All of the members of Tool agree on sacred geometry, which is a study of taking everything that’s complicated about the world and everything that’s concentrative of our world and breaking it down to the simplest things: simple patterns, shapes, colors, vibrations," he noted. "All that kind of stuff.”
He explained how he’d come to lay down “genuine guitar solos” on 10,000 Days. “We had a little more time to experiment," he said. "We had everything written before we went into the studio. Maybe only five percent wasn’t ready.” Jones even made contact with the Eagles’ Joe Walsh who employed a Heil Talk Box on “Those Shoes.”
“My friend who works for the Eagles’ booking agent talked to Joe Walsh and gave him my number," he recalled. "A while later I got a message from Joe on my answering machine: ‘Adam Jones, this is the Talk Box fairy. Give me a call.’ I called him and he was totally cool and gave me a lot of advice.”
10,000 Days was preceded with the release of lead single “Vicarious,” a commentary on the expansion of trial-by-media attitudes, which reached No.2 on the Billboard Mainstream Rock chart. When the album itself arrived, its psychedelic artwork had once again been created by artist Alex Gray ( in association with Jones). He explained that, like some of his previous work with Tool, the material had been influence by ayahuasca, a drink brewed by Amazon shamans that is said to reveal the nature of the universe to the consumer.

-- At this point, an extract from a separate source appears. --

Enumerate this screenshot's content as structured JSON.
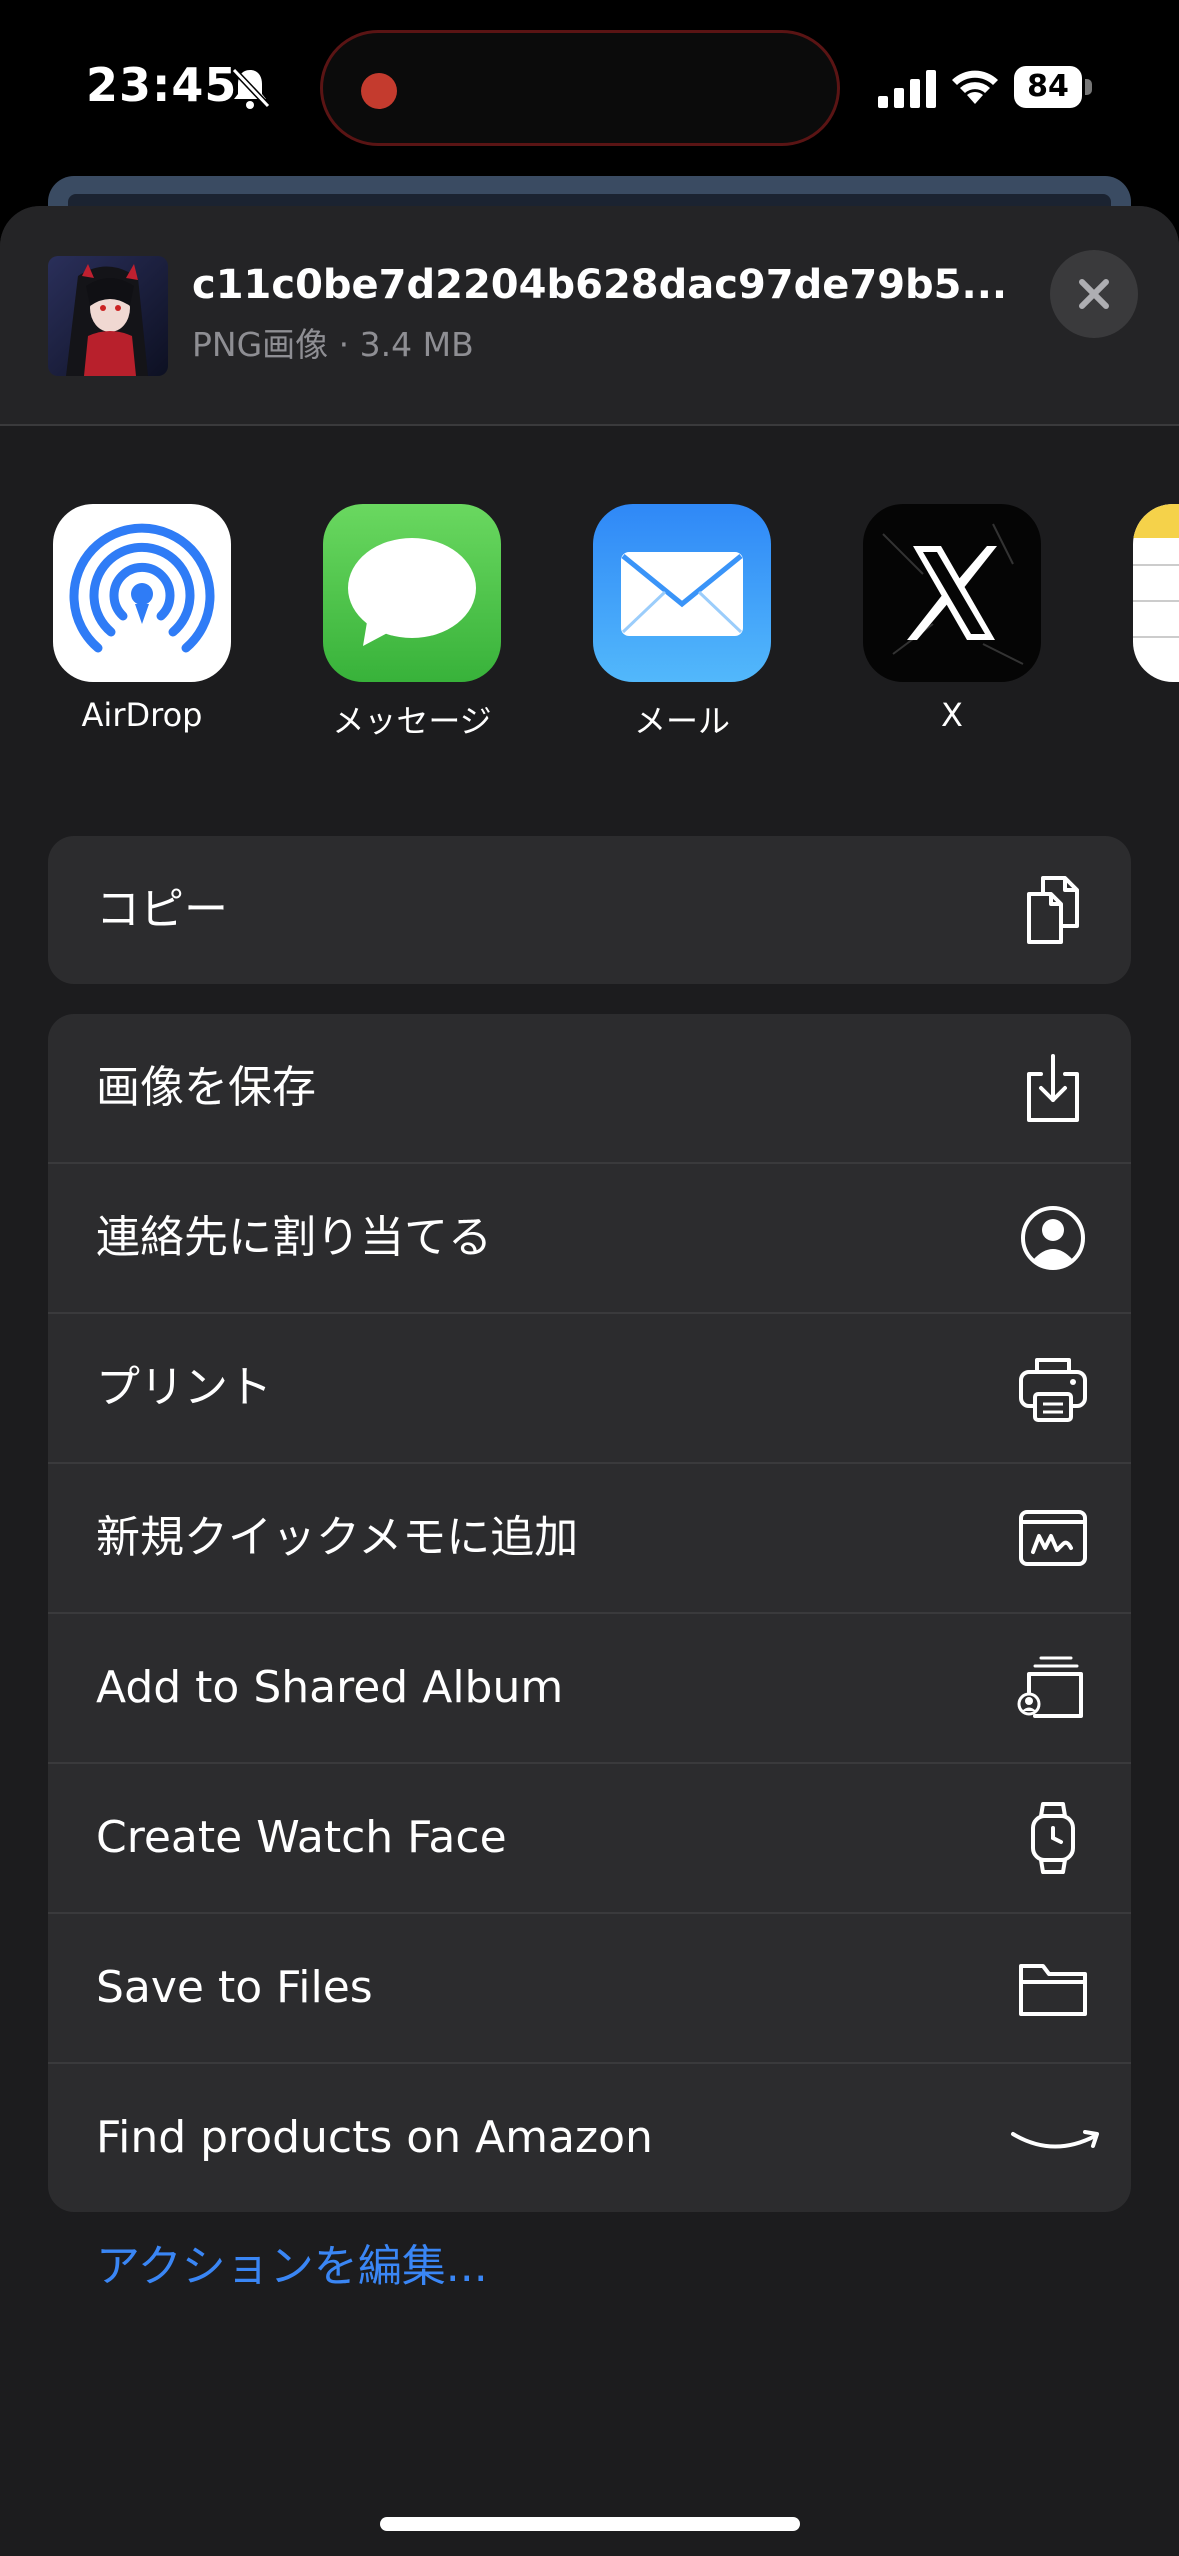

The LP was followed by second single “The Pot,” the subject being hypocrisy (“the pot calling the kettle black). It gave the band their first Mainstream Rock No.1 and also a Grammy nomination. “Jambi,” a song about making wishes that features Jones’ Talk Box, was released as a single the following year.
Listen to Tool's 'The Pot'

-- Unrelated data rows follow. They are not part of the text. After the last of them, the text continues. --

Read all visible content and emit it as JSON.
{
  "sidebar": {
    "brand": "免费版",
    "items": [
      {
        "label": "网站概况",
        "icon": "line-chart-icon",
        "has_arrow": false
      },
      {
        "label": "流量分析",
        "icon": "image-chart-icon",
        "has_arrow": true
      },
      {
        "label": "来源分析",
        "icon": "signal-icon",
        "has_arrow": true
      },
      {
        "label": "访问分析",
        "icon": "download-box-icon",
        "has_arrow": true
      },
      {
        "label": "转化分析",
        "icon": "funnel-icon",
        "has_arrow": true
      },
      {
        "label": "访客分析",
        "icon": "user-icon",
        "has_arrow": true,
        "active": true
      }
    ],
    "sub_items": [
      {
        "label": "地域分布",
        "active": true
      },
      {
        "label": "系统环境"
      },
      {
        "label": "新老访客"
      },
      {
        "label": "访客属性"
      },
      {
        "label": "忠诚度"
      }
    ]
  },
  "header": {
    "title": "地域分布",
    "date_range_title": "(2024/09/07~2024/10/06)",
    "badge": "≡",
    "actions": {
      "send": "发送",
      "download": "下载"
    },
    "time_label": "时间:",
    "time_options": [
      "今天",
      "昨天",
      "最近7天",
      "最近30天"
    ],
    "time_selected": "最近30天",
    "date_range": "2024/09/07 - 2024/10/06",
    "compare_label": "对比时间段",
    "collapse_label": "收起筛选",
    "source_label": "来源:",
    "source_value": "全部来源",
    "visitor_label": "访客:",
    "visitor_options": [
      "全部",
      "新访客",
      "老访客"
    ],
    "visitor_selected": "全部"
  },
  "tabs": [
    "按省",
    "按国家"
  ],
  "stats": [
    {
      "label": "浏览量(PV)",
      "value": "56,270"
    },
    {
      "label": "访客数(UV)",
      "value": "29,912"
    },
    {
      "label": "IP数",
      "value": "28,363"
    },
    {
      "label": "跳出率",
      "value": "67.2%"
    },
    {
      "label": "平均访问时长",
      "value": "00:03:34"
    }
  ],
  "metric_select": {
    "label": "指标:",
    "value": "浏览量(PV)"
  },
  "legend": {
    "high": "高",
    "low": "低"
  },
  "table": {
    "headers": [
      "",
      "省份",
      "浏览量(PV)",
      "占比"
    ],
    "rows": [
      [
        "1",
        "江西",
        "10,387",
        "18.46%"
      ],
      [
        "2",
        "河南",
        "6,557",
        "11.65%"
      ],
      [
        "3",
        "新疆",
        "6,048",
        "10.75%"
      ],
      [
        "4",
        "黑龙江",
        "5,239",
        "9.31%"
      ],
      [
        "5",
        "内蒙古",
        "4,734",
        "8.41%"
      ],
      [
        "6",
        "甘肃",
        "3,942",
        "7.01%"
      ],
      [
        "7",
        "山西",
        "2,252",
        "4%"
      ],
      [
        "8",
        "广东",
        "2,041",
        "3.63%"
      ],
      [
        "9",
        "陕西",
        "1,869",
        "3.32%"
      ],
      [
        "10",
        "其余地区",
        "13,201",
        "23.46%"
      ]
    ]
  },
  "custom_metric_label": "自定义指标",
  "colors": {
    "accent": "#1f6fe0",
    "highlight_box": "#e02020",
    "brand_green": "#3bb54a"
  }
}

While reviews were generally positive, many expressed some disappointment. Loudwire called the album “far too evocative and accomplished to consider it a disappointment” but added that it "really only pales in comparison the band's own albums. … That's not to say 10,000 Days isn't resonant – the album is filled with intricate musical interplay and virtuoso performances along with some of the most confessional lyrics Maynard James Keenan has ever shared.”
On the subject of an underlying theme, Keenan said modern society’s version of being politically active – “people sign a petition online or they send an e-mail … that's about as much as they can do” – was “a little depressing to me.”
“So I've noticed that this album has a lot more sadness on it," he added. "We've been joking about it in a way, but this is kind of, like, our blues album. There's still a lot of hope in it, and there's still a lot of positive, fun, silly stuff. But if there's a theme to it, it'd be, 'Hey, you can lead a horse to water, but you can't make him drink. I have witnessed this first-hand – and therefore, you're on your own.’”
Jones put it differently. “Our last record was very healing, very ‘think for yourself," he said. "The attitude on this record is more about putting people in their place, but without controlling them. We’re saying, ‘You have an opinion on this, but this person who went through that whole thing may have a different perspective. You should think about that before you say something.”
He noted that "Maynard writes all his lyrics and he’ll pull in subject matter from our mutual ideas. It might be something that happened to him, but it’s always something that we can all relate to, like telling a friend to back up for a second and try to see things from a different perspective. … At the end of the day, there’s a lot of love from our band. I’m not kidding.”